The stag horn fern (Platycerium bifurcatum) is an exit from the eikvarenfamilie (Polypodiaceae). The plant is native to Australia, where it grows as an epiphyte on trees.
The plant has two types of leaves: sterile and fertile. The sterile sheath recess or leaves are wide and round and support the drooping leaves fertile. They are often overlapping on the branch on which the fern grows. These sterile leaves slowly rot to form humus which the roots of the fern foraging. The fertile leaves are cut and shaped antlers (hence the name Dutch). They have boxes at the bottom track. The fertile leaves are much longer than the sterile leaves. To reduce evaporation and humidity to take this sheet coated with a layer of gray-felted.

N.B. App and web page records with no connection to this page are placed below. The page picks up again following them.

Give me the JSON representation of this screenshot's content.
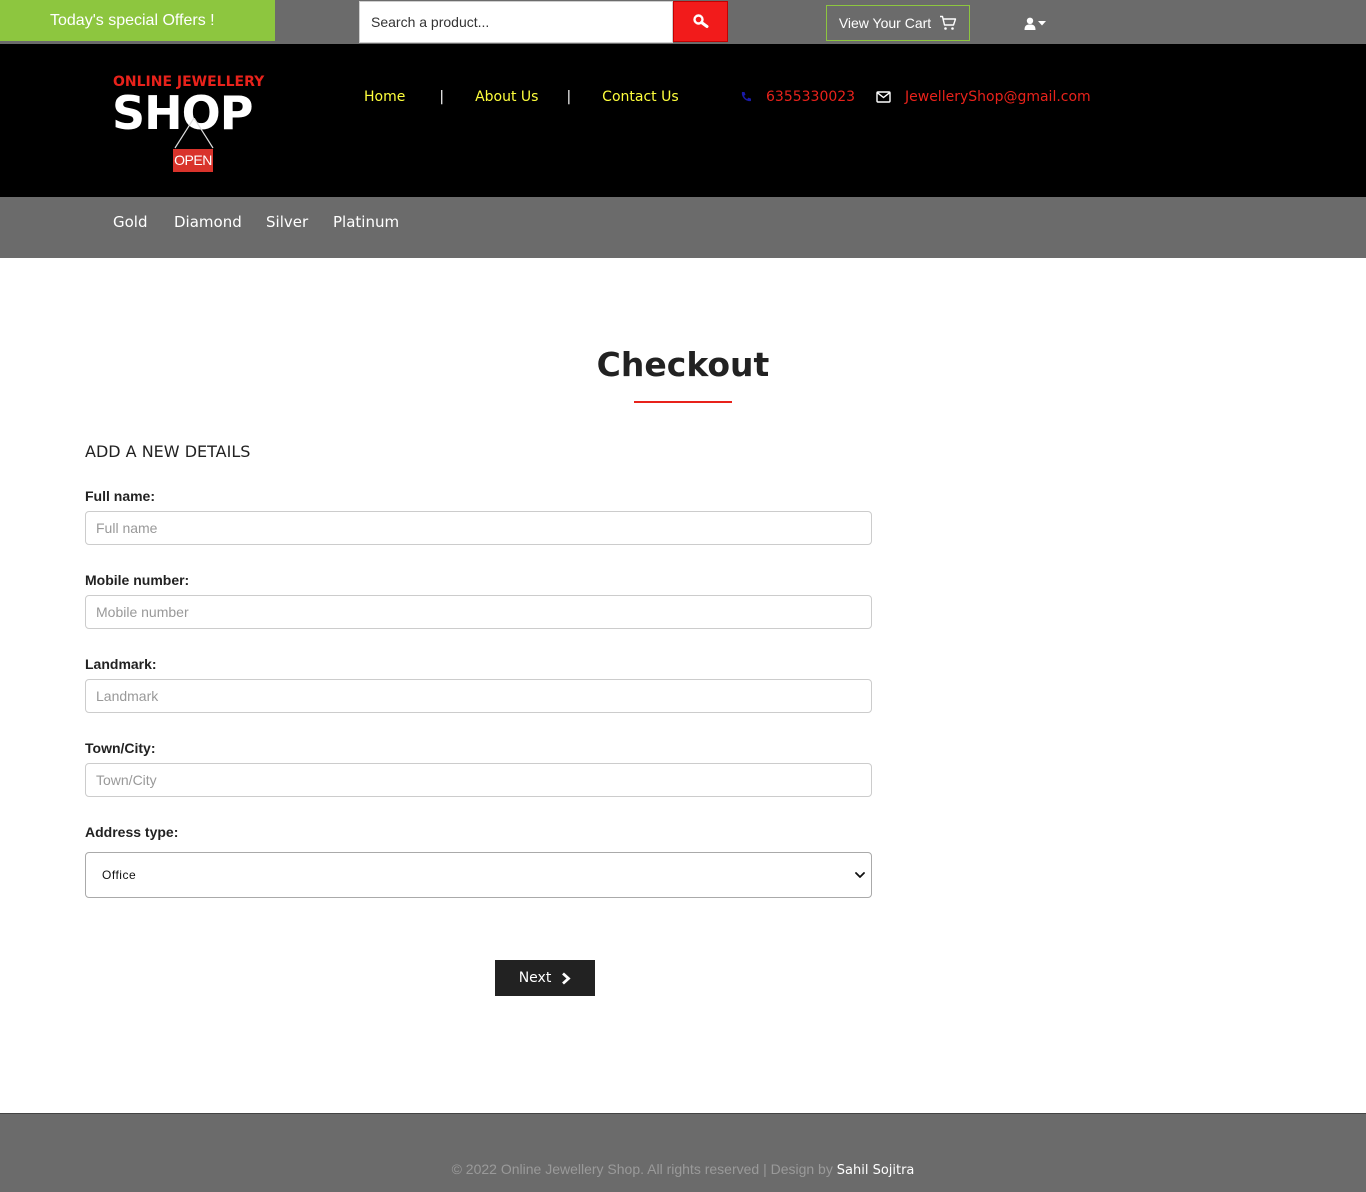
{
  "topbar": {
    "offers_label": "Today's special Offers !",
    "search_placeholder": "Search a product...",
    "cart_label": "View Your Cart"
  },
  "header": {
    "logo_top": "ONLINE JEWELLERY",
    "logo_main": "SHOP",
    "logo_sign": "OPEN",
    "nav": [
      "Home",
      "About Us",
      "Contact Us"
    ],
    "nav_separator": "|",
    "phone": "6355330023",
    "email": "JewelleryShop@gmail.com"
  },
  "categories": [
    "Gold",
    "Diamond",
    "Silver",
    "Platinum"
  ],
  "main": {
    "title": "Checkout",
    "section_heading": "ADD A NEW DETAILS",
    "fields": [
      {
        "label": "Full name:",
        "placeholder": "Full name"
      },
      {
        "label": "Mobile number:",
        "placeholder": "Mobile number"
      },
      {
        "label": "Landmark:",
        "placeholder": "Landmark"
      },
      {
        "label": "Town/City:",
        "placeholder": "Town/City"
      }
    ],
    "address_type_label": "Address type:",
    "address_type_value": "Office",
    "next_label": "Next"
  },
  "footer": {
    "text": "© 2022 Online Jewellery Shop. All rights reserved | Design by",
    "author": "Sahil Sojitra"
  },
  "colors": {
    "accent_red": "#e8221b",
    "offer_green": "#8dc63f",
    "nav_yellow": "#ffff3c",
    "bar_gray": "#6b6b6b"
  }
}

In warmer climates, the plant in nature. In Europe, the plant used as a houseplant, the popularity changes. The stag horn fern grows best on a piece of bark or peat blocks. The pot is then filled around it with special ground for ferns or moss. It is best to hear the deer fern lime free water use (rain). The magazine should be regularly dusted with water, water is best achieved by immersion. Pieces of rotting peat or composted manure between the sterile leaves push stimulates the growth of new leaves. The plant is propagated by suckers to hoard. The plant is susceptible to aphids. Infestation by lice is more recognizable sticky leaves.
And yesterday i've made one in miniature: